And since nature is a manifestation of God, he is not seen as an entity with physical attributes. Yet, there are those who believe he has ears, and eyes, since in his omnipresence and omniscience he sees and hears everything. When bodily functions are attributed to him, it is done metaphorically, however. Some people believe he eats and drinks the things offered to him through sacrifices and offerings, that he smells the incense they burn in rituals, that he is walking when the earth quakes, etc.

Animals and plants, especially those that are eaten, are religiously linked to God. They are gifts from him to feed themselves. And to the creator of all things, they have shown gratitude through sacrifices. All over Africa, cattle, sheep, goats and chicken are used in sacrifices and other religious rituals. Some animals, especially cattle, are regarded as sacred.

"For example," John S. Mbiti writes, in African Religions and Philosophy, "The Herero regard all cattle as sacred, as having originated from their mythical 'tree of life', from where human and animal life comes. They eat then only when sacrificed in religious ceremonies."




Different peoples have different associations of animals and plants with God. For example, according to Mbiti, the Langi and Turu see the buffalo and lion as the manifestation of God. The snake shares God's immortality. The lizard is regarded as a messenger who brought news from God that men should die. The chameleon is the harbinger of immortality and resurrection. And, "among the Akan and the Ashanti, the spider symbolises 'wisdom'; and for that reason, God is given the title of Ananse Kokroko, which means 'the Great Spider, that is, the Wise One' ".

Yet, it is with the elements and natural phenomena that the association of God is strongest. God is the creator of Heaven and Earth, African people believe, and Mbiti says all African peoples associate God with Heaven and the sky in one way or the other. He lives and reigns from there; it is his main manifestation, so many people's name for God means sky or heaven. "Thus, God cannot be separated from heaven, and heaven cannot be separated from God; the object points to its creator, and thoughts about the creator point towards the heavens and the sky," Mbiti writes.

The sun, moon, and stars, too, have religious significance. For the Ila people, "the sun signifies God's eternity", and among many societies the sun is considered the manifestation of God himself, and the same word is used for both.

"At best, the sun symbolises aspects of God, such as his omniscience, his power, his everlasting endurance, and even his nature," Mbiti explains.There are similar associations of God with the rain, wind, lightning, and thunder.

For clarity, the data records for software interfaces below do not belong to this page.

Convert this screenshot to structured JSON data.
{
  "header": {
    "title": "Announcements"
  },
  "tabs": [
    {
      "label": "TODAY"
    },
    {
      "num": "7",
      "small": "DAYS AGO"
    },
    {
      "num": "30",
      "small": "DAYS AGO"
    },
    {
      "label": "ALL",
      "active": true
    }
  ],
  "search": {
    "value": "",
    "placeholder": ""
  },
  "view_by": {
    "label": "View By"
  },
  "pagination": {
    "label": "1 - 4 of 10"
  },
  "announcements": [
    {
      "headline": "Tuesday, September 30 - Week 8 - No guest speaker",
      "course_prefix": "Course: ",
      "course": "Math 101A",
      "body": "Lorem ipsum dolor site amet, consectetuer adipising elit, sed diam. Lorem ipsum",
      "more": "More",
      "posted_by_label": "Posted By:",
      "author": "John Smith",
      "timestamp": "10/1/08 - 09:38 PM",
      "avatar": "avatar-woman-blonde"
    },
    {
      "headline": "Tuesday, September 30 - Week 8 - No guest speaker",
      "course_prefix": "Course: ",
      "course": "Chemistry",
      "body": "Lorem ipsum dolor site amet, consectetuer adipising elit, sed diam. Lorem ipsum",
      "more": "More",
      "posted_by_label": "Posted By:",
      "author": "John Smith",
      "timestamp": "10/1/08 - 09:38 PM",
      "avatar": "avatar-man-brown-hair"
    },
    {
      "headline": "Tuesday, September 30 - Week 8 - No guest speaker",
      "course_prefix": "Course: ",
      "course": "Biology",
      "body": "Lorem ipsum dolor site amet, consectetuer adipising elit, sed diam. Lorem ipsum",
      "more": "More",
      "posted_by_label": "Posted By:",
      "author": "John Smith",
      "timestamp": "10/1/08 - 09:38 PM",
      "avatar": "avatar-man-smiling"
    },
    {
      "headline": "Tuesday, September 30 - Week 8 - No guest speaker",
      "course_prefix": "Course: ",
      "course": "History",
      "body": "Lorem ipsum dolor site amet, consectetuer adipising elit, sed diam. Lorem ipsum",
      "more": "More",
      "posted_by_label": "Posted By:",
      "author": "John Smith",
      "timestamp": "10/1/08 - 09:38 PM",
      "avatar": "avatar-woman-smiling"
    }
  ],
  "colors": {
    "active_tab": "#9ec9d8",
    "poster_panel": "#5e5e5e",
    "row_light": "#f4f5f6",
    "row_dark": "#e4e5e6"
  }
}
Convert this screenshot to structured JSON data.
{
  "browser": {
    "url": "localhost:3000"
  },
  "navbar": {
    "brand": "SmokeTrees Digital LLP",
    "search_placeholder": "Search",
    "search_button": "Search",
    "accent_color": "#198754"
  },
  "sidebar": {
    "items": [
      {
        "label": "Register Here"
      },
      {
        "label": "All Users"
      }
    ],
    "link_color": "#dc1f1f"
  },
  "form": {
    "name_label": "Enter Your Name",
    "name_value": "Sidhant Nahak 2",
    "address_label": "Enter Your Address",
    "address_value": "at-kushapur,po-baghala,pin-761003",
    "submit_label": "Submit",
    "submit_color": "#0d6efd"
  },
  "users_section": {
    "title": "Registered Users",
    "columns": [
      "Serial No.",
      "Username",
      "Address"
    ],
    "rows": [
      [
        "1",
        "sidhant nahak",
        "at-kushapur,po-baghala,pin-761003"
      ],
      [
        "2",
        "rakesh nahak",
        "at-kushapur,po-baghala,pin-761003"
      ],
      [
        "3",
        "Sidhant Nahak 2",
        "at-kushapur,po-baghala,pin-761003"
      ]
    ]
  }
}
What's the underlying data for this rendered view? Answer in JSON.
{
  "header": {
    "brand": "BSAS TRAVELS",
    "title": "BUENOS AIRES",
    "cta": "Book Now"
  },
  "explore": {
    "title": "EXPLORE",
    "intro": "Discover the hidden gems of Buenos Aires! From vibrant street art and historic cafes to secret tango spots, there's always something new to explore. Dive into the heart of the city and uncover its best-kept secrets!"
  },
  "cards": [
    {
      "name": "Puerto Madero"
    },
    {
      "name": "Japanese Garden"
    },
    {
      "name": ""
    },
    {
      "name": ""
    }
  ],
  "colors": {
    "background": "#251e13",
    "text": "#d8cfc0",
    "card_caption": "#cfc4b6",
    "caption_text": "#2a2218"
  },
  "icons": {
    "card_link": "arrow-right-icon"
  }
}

Some associate God with rain so closely that the same word is used for both. A few societies personify stars, comets and meteors as spirits. Some consider them to be God's children.

Because Africans see God and nature as one, they have created a relationship with nature they being at the centre of it, and God, the creator of nature, is father not only to them, but to other divinities and spiritual beings. He is the provider of all things, and so they reach out to him through prayers and supplications. "This sense of God's fatherhood is needed and experienced most in times of need, such as danger, despair, sickness, sorrow, drought or calamity," John S. Mbiti writes.